    My late mother had AD, another label...Alzheimer's/Dementia, which is the basis for my blog and almost-finished book. We write to share, to be heard and, as you said, not to be SSHed.

    The best label we all share is that of Writers and you do it extremely well!

  10. Because I am an idiot and also have a toddler climbing on my lap, I accidentally typed my comment above in your google docs form. Again, I am an idiot. Haha! Whoopsy. I do love this post, I hate being labeled!

  11. This is an awesome post Jennifer. I completely agree, people use labels as a way of keeping track or categorizing things, people, everything we come across so we can remember and make sense of things but I think it's when people become too close minded and literal and reply completely on those labels to figure out how they feel about things or people, that's when it becomes a problem. Especially with the negative labels. I loved and totally agree with your feelings that we are all SO much more than whatever label someone puts on us or even one we put on ourselves. Awesome post and good reminder for us as well.

  12. You really have a way of putting it all out there with honesty and grace. You and your family are so much more than the words.

  13. Inspiring is my label for you. Should I ever need to summon the strength to deal with a trial similar to yours I will think of you, and revisit your posts. Nice post. Yes, labels ought to be positive - not restricting.

    1. This is just one of the sweetest comments ever!

  14. Oooops! I commented in your question form. I'm the dummy who can't follow instructions well.:)
    Anyway, I meant every word of my comment which is now stuck in the wrong box.
    Gorgeous post.

  15. @ Heidi - I was halfway through the question form when I noticed. Teehee.

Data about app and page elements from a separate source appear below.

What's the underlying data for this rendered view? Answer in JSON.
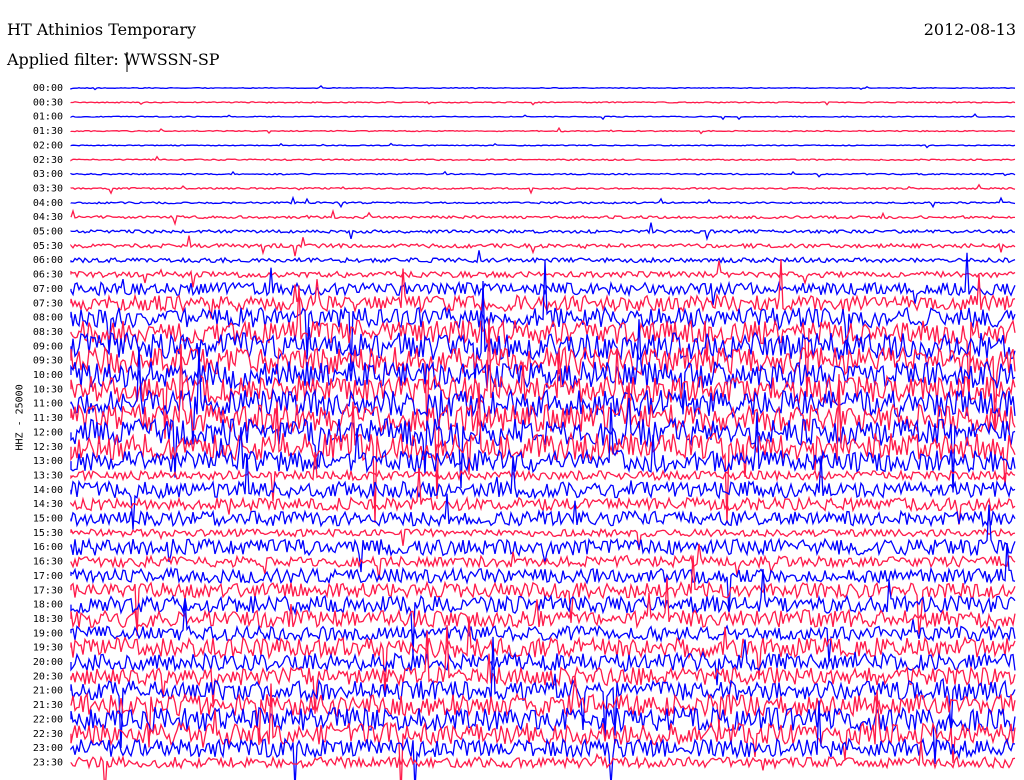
{
  "header": {
    "station": "HT Athinios Temporary",
    "date": "2012-08-13",
    "filter_label": "Applied filter:",
    "filter_value": "WWSSN-SP"
  },
  "channel_label": "HHZ - 25000",
  "colors": {
    "trace_a": "#0000ff",
    "trace_b": "#ff1a4a",
    "background": "#ffffff"
  },
  "chart_data": {
    "type": "helicorder",
    "row_labels": [
      "00:00",
      "00:30",
      "01:00",
      "01:30",
      "02:00",
      "02:30",
      "03:00",
      "03:30",
      "04:00",
      "04:30",
      "05:00",
      "05:30",
      "06:00",
      "06:30",
      "07:00",
      "07:30",
      "08:00",
      "08:30",
      "09:00",
      "09:30",
      "10:00",
      "10:30",
      "11:00",
      "11:30",
      "12:00",
      "12:30",
      "13:00",
      "13:30",
      "14:00",
      "14:30",
      "15:00",
      "15:30",
      "16:00",
      "16:30",
      "17:00",
      "17:30",
      "18:00",
      "18:30",
      "19:00",
      "19:30",
      "20:00",
      "20:30",
      "21:00",
      "21:30",
      "22:00",
      "22:30",
      "23:00",
      "23:30"
    ],
    "trace_colors": [
      "#0000ff",
      "#ff1a4a"
    ],
    "row_noise_level": [
      0.08,
      0.12,
      0.1,
      0.12,
      0.1,
      0.15,
      0.15,
      0.18,
      0.2,
      0.3,
      0.35,
      0.45,
      0.5,
      0.65,
      1.4,
      1.8,
      2.2,
      2.6,
      3.0,
      3.0,
      3.0,
      3.0,
      3.0,
      3.0,
      3.0,
      3.0,
      2.4,
      1.0,
      1.8,
      1.4,
      1.6,
      0.8,
      1.8,
      1.2,
      1.6,
      1.7,
      1.9,
      1.9,
      1.6,
      2.2,
      1.9,
      2.0,
      2.2,
      2.4,
      2.6,
      2.4,
      2.0,
      1.2
    ]
  }
}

    Love this post. I don't think labels are always bad. It's only when the label becomes a concrete block around our necks, not allowing others to see that it's actually more like a cube picture frame - with changing photos. Okay, poor effort at describing what I'm picturing. Still, I have lots of labels for myself and others - some positive, some not so. And it's only when I hide behind them or allow one to take over for too long that I think it's negative.

  16. Jennifer, I could have easily written this! I have such a problem with labels and have already struggled with them. Labels of "weak," "shy," "quiet" have followed me around since I was a little girl. But as you so eloquently pointed out here, we are all so much more than a label. :)

    Great post!

  17. This is all so true. We often get stuck behind stupid labels for no helpful reason.

  18. Posts like this are why I love dropping by your little bit of the interweb. Labels are all well and good just so long as we remember we're all made up of so many of them, not just one. Judgement versus understanding, so true.

  19. I love that you called out all those labels, even the ones that must be especially tough to admit to. I can think of worse things than being thought of as a prude. ;)

    You are more than all that, and I think you're right - blogging helps us to see that and to dispel those myths. So glad you linked up!